Monday, July 24, 2017
Patricia Salkin on Contemporary Issues in Teaching Land Use: Question 2: Teaching the 1916 NYC Zoning Ordinance and the Standard State Zoning Enabling Act
[While updating the recently released ninth edition to the casebook Land Use and Sustainable Development Law, the four co-authors engaged in numerous spirited discussions about teaching land use. We wanted to open this discussion to others to get their comments and thoughts as we continue to rethink the teaching of this important subject. Each month on this blog, we will introduce a new topic relevant to teaching land use. The topics will loosely follow our casebook chapters, beginning with Chapter 1. We'll explore each topic through four blog posts, one from each of us. We hope you find the discussion enriching, and encourage you to contribute to the conversation in the comments section below or off-line. -- John Nolon, Patricia Salkin, Stephen Miller, & Jonathan Rosenbloom.]
Contemporary Issues in Teaching Land Use
Question 2: Teaching the 1916 NYC Zoning Ordinance and the Standard State Zoning Enabling Act
by Patricia Salkin
The material on the Standard Zoning Enabling Act and the Standard City Planning Enabling Act that appears in Chapter 1, Section 3 of the new edition of the casebook provides rich teaching opportunities as demonstrated by the last two posts. I start by asking the students to think about what comes first - planning or zoning? Is it a good idea to enact land use regulations without first thinking about the desired character of a particular community or neighborhood? Of course this is a great segue to Chapter 2 and the comprehensive plan discussion. Inevitably, students quickly conclude that planning should precede zoning - and then I point out that the Standard Zoning Enabling Act was promulgated two years before the Standard City Planning Enabling Act. Since planning and zoning is influenced temporally by public policy, I find it useful to set the backdrop of major events within an historical context. There is a terrific article on the history behind these model acts in APA's Land Use Law (February 1996) available here.

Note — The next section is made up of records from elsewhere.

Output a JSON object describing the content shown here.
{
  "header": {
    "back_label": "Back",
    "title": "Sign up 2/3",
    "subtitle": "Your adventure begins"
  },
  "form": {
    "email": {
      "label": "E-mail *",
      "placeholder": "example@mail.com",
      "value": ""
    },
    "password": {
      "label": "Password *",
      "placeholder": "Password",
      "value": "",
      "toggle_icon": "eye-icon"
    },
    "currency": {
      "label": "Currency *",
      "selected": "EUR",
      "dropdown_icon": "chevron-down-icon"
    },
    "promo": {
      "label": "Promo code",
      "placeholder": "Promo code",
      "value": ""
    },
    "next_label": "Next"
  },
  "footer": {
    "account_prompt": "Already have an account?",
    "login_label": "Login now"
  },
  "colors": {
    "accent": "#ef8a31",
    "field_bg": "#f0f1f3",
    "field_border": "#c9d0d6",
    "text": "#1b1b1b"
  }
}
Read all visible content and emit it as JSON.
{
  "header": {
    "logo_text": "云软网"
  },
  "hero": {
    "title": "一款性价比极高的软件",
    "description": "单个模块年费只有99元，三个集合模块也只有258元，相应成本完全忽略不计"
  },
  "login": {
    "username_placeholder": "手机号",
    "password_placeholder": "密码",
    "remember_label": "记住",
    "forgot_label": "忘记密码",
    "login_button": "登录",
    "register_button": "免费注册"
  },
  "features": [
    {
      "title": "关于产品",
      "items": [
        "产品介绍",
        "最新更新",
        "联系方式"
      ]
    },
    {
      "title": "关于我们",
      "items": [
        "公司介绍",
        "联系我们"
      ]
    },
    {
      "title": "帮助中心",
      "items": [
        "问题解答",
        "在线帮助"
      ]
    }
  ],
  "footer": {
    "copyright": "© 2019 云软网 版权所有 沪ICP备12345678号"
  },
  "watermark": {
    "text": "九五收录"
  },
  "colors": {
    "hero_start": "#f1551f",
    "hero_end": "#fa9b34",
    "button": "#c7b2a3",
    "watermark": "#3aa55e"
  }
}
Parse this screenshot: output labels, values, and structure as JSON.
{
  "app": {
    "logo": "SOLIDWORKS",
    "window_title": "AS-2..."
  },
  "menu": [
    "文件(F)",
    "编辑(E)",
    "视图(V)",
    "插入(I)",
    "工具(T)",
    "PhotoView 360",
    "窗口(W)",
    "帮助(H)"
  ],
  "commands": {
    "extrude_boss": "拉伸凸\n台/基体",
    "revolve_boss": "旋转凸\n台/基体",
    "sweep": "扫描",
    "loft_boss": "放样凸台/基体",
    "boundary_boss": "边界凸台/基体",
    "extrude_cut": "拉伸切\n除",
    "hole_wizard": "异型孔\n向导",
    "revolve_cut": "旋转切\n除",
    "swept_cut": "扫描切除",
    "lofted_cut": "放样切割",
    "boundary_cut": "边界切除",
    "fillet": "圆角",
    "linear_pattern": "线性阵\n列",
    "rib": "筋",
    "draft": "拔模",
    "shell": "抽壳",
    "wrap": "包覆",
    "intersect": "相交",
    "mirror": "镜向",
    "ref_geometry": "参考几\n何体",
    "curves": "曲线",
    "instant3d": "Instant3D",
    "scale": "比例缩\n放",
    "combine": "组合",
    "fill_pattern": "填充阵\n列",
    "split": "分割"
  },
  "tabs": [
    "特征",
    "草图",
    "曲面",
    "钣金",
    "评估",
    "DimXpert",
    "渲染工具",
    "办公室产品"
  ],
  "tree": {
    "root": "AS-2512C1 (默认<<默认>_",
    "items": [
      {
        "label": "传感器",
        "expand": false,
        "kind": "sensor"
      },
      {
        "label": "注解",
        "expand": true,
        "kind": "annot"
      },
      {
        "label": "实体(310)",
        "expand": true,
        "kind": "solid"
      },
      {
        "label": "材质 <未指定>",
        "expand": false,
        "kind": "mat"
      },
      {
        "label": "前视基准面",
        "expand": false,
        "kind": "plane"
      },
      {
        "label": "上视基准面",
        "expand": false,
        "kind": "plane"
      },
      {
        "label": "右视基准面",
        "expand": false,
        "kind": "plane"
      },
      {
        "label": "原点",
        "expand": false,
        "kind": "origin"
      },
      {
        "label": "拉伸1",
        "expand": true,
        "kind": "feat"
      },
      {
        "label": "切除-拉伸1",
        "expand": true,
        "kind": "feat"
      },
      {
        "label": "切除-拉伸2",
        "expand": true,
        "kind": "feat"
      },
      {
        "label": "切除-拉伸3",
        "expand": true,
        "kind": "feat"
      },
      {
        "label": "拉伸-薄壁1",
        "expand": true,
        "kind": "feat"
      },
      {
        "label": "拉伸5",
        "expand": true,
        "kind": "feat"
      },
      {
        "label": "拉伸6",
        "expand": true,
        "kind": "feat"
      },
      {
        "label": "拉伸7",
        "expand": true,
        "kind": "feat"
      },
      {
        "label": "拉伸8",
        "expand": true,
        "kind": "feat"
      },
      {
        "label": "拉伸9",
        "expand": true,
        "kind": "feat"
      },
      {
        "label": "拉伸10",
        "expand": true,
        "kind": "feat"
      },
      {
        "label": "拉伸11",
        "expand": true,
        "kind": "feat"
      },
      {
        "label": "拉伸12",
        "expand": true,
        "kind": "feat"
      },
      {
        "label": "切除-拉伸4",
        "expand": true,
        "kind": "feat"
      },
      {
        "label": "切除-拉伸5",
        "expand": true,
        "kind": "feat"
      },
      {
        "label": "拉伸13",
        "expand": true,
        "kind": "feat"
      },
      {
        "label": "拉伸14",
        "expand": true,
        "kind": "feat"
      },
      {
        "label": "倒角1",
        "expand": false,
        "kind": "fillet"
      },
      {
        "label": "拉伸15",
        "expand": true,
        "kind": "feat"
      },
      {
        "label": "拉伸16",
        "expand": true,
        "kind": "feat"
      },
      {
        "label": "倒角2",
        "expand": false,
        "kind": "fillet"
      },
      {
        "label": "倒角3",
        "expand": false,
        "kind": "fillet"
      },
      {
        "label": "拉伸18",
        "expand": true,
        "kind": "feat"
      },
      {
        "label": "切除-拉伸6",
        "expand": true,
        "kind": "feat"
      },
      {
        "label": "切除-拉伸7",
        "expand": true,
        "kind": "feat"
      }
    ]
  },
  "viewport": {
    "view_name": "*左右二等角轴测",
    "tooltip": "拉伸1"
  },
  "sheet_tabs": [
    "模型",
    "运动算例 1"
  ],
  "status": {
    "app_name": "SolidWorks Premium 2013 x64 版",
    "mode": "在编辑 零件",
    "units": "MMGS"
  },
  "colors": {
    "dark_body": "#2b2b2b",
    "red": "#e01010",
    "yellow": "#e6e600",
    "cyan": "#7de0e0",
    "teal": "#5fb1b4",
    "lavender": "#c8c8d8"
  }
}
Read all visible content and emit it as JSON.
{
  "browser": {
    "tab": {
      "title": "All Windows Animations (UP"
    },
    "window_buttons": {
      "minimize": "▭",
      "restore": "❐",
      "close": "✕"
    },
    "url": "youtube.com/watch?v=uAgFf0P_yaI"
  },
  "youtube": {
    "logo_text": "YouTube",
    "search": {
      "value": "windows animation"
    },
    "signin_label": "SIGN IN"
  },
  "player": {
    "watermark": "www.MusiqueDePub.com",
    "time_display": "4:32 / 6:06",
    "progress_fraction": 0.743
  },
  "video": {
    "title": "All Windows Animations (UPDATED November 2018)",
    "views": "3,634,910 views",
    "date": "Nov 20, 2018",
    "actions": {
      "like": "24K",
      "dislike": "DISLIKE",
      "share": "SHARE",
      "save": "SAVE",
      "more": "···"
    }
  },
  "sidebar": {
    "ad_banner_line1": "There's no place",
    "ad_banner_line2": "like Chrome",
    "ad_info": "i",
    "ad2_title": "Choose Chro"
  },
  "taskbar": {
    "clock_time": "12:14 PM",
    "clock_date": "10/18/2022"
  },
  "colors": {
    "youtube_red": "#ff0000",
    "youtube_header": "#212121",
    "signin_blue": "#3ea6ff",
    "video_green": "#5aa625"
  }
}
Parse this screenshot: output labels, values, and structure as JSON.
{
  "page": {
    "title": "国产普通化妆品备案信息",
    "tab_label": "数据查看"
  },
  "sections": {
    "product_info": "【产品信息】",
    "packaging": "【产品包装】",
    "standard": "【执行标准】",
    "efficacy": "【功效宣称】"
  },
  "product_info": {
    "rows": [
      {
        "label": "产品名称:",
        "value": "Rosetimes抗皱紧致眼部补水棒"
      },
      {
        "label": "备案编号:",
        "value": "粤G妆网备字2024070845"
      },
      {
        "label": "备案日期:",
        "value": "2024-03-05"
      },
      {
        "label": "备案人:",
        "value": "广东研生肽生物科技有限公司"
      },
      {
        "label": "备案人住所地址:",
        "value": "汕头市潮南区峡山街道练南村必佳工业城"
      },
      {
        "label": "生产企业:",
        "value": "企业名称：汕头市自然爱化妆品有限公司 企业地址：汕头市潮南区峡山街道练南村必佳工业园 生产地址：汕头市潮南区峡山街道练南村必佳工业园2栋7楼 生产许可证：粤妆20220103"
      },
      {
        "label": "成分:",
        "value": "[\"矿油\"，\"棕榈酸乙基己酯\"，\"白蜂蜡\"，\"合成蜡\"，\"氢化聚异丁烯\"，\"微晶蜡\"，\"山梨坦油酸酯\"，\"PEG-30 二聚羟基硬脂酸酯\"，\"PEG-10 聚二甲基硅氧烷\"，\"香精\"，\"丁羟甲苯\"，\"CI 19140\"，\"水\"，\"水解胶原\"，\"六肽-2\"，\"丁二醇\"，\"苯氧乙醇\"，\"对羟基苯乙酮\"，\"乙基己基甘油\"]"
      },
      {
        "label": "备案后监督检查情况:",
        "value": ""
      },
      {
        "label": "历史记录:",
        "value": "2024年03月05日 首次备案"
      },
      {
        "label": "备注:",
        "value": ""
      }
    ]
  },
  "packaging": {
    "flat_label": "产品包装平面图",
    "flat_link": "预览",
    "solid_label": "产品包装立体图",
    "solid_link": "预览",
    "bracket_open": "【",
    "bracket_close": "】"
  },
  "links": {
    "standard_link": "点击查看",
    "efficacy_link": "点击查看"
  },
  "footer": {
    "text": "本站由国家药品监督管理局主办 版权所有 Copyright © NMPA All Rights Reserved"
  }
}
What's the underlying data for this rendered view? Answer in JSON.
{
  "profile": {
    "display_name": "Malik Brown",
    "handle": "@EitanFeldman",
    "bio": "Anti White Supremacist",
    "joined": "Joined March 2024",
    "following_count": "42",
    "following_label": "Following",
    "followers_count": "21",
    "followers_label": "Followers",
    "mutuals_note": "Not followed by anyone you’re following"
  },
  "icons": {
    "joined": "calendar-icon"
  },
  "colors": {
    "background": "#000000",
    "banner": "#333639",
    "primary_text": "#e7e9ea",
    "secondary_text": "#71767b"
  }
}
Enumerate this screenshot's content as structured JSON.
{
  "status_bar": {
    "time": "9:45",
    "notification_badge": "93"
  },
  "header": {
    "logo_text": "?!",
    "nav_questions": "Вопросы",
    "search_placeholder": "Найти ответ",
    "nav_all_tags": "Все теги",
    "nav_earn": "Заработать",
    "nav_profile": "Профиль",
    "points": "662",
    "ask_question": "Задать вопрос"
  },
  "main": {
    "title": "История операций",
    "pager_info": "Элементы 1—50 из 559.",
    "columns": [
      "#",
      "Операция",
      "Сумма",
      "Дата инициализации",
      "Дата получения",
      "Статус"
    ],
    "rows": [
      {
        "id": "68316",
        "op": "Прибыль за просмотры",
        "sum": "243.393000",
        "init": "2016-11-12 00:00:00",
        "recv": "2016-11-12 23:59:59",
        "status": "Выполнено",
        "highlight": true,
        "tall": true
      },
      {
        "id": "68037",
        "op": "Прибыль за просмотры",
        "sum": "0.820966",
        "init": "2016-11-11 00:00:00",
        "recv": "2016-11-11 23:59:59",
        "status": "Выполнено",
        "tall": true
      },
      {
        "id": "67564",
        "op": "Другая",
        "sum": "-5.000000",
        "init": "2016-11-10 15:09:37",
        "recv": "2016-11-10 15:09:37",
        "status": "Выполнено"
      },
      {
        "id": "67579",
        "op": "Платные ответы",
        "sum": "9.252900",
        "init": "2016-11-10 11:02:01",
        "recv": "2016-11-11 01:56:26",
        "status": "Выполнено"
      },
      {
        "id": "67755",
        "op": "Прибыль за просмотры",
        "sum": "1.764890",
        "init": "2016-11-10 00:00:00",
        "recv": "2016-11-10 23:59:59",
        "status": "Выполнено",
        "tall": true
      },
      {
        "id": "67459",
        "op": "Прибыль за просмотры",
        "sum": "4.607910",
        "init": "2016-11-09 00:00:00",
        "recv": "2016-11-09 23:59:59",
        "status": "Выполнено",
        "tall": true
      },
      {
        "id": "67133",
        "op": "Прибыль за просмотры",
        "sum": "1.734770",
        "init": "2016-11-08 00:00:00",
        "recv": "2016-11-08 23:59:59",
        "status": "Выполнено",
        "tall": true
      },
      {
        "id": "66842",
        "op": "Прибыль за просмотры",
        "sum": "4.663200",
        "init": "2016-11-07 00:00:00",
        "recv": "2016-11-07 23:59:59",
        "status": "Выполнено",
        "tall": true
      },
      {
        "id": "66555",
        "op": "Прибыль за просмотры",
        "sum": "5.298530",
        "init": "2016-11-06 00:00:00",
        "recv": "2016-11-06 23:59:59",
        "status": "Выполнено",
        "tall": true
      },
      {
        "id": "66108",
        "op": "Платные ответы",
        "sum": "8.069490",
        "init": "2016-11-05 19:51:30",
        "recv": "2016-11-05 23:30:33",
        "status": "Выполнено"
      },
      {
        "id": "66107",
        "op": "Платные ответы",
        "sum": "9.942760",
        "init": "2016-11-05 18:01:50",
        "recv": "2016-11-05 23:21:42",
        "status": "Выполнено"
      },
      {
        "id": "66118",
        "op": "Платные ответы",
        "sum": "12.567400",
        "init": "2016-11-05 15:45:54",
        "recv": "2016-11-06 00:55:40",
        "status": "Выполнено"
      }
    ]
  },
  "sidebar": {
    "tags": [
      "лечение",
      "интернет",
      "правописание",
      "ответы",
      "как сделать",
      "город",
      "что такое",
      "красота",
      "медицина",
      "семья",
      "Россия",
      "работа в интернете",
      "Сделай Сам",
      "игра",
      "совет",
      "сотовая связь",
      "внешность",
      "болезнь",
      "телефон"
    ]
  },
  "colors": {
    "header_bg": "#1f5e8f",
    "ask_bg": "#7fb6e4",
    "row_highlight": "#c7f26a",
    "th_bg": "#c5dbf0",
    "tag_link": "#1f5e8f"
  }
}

I also use this material in conjunction with a class assignment to obtain a copy of a zoning ordinance from a municipality of the student's choice. As the Teacher's Manual to the book points out, there are many important practice points from the assignment (access to local laws, Freedom of Information Laws, cost of obtaining print copies and pitfalls in relying solely on ordinances from the Internet, whether he zoning map routinely accompanies the test, etc.), However, as related to these model acts, students are asked to compare the sections headings in the model zoning enabling act with the topical organization of their local zoning ordinance. We discuss, for example, the creation and designation of zoning districts, and use this as a springboard to discuss differences in the number of zoning districts, the nomenclature of zoning districts and the different uses allowed in the zoning districts. Having seen a copy of a zoning ordinance prior to reading "the early cases" in the next section of the book, it provides an important context for what the zoning ordinance actually is and how it works. Up to this point in their law school education, most students have never seen a copy of a local law.
The ninth edition of Land Use and Sustainable Development Law, is now available for the 2017-18 academic year. Feel free to contact any of the co-authors if you would like to discuss the book--or just teaching land use law in general.
Previous posts in the Contemporary Issues in Teaching Land Use series